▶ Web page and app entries
################

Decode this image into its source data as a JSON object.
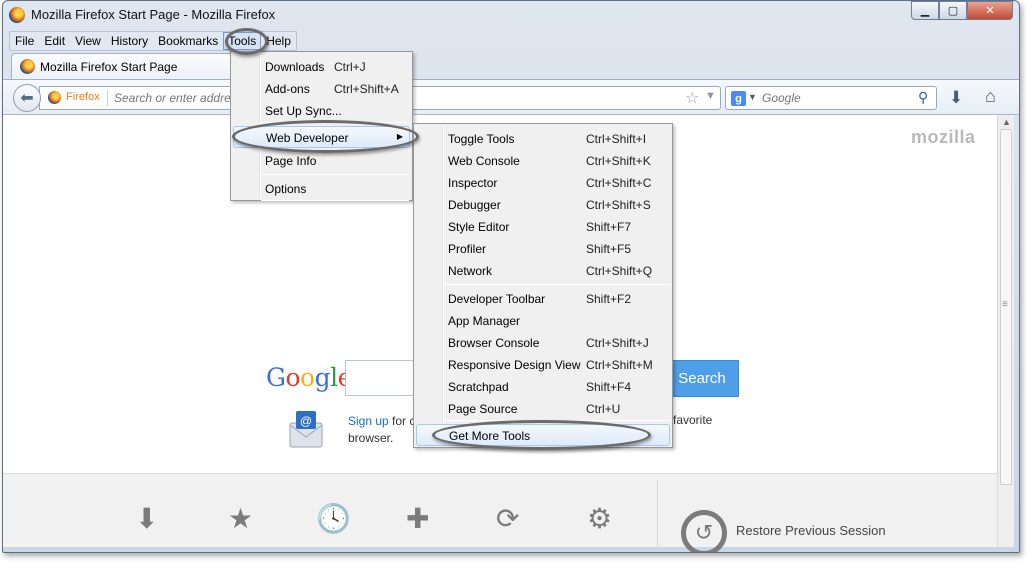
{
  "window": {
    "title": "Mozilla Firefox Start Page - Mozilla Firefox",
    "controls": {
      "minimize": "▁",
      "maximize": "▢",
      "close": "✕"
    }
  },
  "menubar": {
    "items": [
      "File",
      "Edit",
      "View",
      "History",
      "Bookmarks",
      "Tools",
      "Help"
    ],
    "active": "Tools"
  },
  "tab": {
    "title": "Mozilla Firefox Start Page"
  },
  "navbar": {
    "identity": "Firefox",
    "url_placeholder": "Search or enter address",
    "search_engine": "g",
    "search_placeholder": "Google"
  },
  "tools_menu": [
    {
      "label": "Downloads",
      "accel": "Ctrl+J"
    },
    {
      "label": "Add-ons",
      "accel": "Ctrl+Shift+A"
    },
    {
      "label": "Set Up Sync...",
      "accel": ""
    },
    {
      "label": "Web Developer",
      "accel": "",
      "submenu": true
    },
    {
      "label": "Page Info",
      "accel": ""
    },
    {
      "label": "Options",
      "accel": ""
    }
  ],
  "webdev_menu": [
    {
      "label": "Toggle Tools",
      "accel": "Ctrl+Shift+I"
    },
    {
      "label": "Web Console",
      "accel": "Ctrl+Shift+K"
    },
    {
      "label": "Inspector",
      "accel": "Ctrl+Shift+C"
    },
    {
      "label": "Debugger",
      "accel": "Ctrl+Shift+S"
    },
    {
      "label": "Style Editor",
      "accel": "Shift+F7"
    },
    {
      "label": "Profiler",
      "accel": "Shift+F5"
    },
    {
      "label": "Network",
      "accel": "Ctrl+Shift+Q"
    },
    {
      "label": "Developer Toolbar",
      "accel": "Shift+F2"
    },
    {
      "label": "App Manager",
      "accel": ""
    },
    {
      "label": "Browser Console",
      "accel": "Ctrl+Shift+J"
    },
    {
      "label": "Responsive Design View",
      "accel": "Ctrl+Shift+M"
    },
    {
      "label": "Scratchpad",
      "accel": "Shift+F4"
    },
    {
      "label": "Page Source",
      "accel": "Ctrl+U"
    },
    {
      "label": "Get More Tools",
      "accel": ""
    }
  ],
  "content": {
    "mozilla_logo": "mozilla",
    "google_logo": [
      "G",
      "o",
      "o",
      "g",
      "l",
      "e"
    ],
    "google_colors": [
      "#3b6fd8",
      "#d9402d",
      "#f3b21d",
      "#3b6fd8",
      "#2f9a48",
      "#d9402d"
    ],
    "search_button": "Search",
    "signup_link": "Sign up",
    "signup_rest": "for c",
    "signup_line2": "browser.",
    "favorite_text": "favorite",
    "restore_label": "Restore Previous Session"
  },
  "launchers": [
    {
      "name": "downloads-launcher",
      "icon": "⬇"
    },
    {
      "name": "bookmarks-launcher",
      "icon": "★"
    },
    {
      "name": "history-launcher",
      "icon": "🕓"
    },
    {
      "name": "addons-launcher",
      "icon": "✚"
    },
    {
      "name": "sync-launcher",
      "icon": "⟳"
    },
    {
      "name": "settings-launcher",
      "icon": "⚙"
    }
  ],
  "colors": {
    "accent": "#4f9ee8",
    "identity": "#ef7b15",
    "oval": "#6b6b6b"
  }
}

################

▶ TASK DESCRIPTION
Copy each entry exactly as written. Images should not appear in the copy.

▶ ANSWER SPACE
Decode this image into its source data as a JSON object.
{
  "window": {
    "title": "Mozilla Firefox Start Page - Mozilla Firefox",
    "controls": {
      "minimize": "▁",
      "maximize": "▢",
      "close": "✕"
    }
  },
  "menubar": {
    "items": [
      "File",
      "Edit",
      "View",
      "History",
      "Bookmarks",
      "Tools",
      "Help"
    ],
    "active": "Tools"
  },
  "tab": {
    "title": "Mozilla Firefox Start Page"
  },
  "navbar": {
    "identity": "Firefox",
    "url_placeholder": "Search or enter address",
    "search_engine": "g",
    "search_placeholder": "Google"
  },
  "tools_menu": [
    {
      "label": "Downloads",
      "accel": "Ctrl+J"
    },
    {
      "label": "Add-ons",
      "accel": "Ctrl+Shift+A"
    },
    {
      "label": "Set Up Sync...",
      "accel": ""
    },
    {
      "label": "Web Developer",
      "accel": "",
      "submenu": true
    },
    {
      "label": "Page Info",
      "accel": ""
    },
    {
      "label": "Options",
      "accel": ""
    }
  ],
  "webdev_menu": [
    {
      "label": "Toggle Tools",
      "accel": "Ctrl+Shift+I"
    },
    {
      "label": "Web Console",
      "accel": "Ctrl+Shift+K"
    },
    {
      "label": "Inspector",
      "accel": "Ctrl+Shift+C"
    },
    {
      "label": "Debugger",
      "accel": "Ctrl+Shift+S"
    },
    {
      "label": "Style Editor",
      "accel": "Shift+F7"
    },
    {
      "label": "Profiler",
      "accel": "Shift+F5"
    },
    {
      "label": "Network",
      "accel": "Ctrl+Shift+Q"
    },
    {
      "label": "Developer Toolbar",
      "accel": "Shift+F2"
    },
    {
      "label": "App Manager",
      "accel": ""
    },
    {
      "label": "Browser Console",
      "accel": "Ctrl+Shift+J"
    },
    {
      "label": "Responsive Design View",
      "accel": "Ctrl+Shift+M"
    },
    {
      "label": "Scratchpad",
      "accel": "Shift+F4"
    },
    {
      "label": "Page Source",
      "accel": "Ctrl+U"
    },
    {
      "label": "Get More Tools",
      "accel": ""
    }
  ],
  "content": {
    "mozilla_logo": "mozilla",
    "google_logo": [
      "G",
      "o",
      "o",
      "g",
      "l",
      "e"
    ],
    "google_colors": [
      "#3b6fd8",
      "#d9402d",
      "#f3b21d",
      "#3b6fd8",
      "#2f9a48",
      "#d9402d"
    ],
    "search_button": "Search",
    "signup_link": "Sign up",
    "signup_rest": "for c",
    "signup_line2": "browser.",
    "favorite_text": "favorite",
    "restore_label": "Restore Previous Session"
  },
  "launchers": [
    {
      "name": "downloads-launcher",
      "icon": "⬇"
    },
    {
      "name": "bookmarks-launcher",
      "icon": "★"
    },
    {
      "name": "history-launcher",
      "icon": "🕓"
    },
    {
      "name": "addons-launcher",
      "icon": "✚"
    },
    {
      "name": "sync-launcher",
      "icon": "⟳"
    },
    {
      "name": "settings-launcher",
      "icon": "⚙"
    }
  ],
  "colors": {
    "accent": "#4f9ee8",
    "identity": "#ef7b15",
    "oval": "#6b6b6b"
  }
}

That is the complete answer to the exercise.